New rules on smoking in Flemish bars
From January 1 2010, smoking will only be allowed in bars, pubs and cafés that are used more or less exclusively for drinking and socialising.
The Chamber of Representatives' Heath Select Committee has approved a number of changes to the law governing smoking in bars and cafés. At present, establishments serving food are also able to allow smoking, proving that income from bar meals didn’t exceed 33% of turnover. From the first of next year, smoking will only be allowed in bars, pubs and cafés that are used more or less exclusively for drinking and socialising.
However, the new rules do make an exception for food stuffs that can be kept for more than three months such as crisps, peanuts, salami and pre-packed frankfurters such as Zwan sausages.
The new rules have come about as a result of a compromise between the Flemish Christian democrats on the one hand and the Flemish liberals and Francophone socialists on the other.
The Flemish Christian democrats had favoured a total ban, while the Francophone Socialists and Flemish liberal stressed that a total ban would have made things even worse for an industry already badly hit by the recession.
Eleven members of the Committee voted for the changes, three (Flemish nationalist, far-right and greens) voted against.
Existing law against the “arm’s length principle
A fine imposed on the owner of a restaurant in the town of Mol in Antwerp province for allowing people to smoke in his restaurant has been overturned.
The Court of Appeal in Antwerp ruled that the current law restricting smoking in bars and restaurants contravenes the so-called “arm’s length principle”, as people are allowed to smoke in bars and cafés that serve snacks, but not in restaurants.

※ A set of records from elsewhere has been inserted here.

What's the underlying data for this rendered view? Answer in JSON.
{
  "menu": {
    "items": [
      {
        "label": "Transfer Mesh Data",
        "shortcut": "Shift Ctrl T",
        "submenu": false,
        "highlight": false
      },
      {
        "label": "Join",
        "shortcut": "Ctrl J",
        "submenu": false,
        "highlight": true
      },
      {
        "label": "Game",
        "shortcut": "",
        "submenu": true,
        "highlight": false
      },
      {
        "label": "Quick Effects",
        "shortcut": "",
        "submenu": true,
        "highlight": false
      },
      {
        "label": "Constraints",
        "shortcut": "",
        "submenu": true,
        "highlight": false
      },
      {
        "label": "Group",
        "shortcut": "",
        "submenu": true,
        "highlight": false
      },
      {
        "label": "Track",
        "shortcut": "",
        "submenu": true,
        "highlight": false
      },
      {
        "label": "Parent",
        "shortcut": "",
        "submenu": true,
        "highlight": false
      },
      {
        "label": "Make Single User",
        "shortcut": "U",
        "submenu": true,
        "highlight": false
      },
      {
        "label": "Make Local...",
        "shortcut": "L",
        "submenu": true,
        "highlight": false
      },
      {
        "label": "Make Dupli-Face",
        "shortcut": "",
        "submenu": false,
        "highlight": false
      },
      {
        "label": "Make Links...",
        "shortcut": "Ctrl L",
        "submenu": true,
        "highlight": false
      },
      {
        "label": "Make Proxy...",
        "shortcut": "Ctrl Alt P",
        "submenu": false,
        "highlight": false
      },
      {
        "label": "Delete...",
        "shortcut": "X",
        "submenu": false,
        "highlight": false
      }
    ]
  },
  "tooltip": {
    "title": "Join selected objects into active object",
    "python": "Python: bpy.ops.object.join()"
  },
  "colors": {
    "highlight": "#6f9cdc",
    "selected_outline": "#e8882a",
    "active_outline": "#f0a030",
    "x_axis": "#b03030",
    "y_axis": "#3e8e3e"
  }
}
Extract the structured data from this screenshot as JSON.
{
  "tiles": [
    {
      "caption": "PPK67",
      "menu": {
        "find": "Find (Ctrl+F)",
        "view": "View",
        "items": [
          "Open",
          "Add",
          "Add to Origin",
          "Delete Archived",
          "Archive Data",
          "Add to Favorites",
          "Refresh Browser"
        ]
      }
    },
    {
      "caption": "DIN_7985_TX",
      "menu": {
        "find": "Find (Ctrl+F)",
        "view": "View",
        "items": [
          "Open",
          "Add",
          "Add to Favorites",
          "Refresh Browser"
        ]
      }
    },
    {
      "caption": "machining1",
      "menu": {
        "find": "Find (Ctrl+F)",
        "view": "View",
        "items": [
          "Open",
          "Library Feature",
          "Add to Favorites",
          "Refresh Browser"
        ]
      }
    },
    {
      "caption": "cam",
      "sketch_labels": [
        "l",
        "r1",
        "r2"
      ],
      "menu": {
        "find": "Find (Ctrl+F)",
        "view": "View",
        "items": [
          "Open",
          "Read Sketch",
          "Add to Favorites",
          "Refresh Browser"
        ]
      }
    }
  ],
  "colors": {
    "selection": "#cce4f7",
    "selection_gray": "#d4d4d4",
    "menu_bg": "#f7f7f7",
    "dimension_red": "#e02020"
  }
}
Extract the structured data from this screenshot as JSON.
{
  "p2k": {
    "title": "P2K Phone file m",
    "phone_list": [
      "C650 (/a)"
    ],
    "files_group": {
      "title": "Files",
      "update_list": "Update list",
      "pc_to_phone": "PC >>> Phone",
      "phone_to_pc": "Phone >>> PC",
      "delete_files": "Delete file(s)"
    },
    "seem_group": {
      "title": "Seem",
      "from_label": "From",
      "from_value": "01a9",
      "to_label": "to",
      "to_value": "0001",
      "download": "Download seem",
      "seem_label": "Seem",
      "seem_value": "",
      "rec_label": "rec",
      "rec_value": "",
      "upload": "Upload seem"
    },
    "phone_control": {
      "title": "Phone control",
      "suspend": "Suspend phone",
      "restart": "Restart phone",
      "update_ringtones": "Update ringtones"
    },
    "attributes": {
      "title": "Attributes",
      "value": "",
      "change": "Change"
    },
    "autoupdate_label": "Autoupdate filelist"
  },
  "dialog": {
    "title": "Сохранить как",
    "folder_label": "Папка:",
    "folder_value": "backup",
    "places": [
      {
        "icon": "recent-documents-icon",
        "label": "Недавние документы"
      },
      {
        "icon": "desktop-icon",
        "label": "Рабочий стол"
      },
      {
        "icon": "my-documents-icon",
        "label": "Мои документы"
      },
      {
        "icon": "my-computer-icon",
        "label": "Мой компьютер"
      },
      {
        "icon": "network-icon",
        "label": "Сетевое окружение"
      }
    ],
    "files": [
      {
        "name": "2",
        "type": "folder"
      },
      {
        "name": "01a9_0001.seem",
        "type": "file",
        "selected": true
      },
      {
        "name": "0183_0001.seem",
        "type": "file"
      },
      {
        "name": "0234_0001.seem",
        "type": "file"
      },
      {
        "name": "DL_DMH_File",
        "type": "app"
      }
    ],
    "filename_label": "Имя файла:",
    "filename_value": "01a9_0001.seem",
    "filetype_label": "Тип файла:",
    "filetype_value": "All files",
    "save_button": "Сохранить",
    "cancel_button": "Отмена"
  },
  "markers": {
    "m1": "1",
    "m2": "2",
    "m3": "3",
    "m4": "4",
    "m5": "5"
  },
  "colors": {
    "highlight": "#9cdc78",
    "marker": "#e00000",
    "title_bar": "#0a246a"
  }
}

The court said that this goes against the principle of free and fair competition.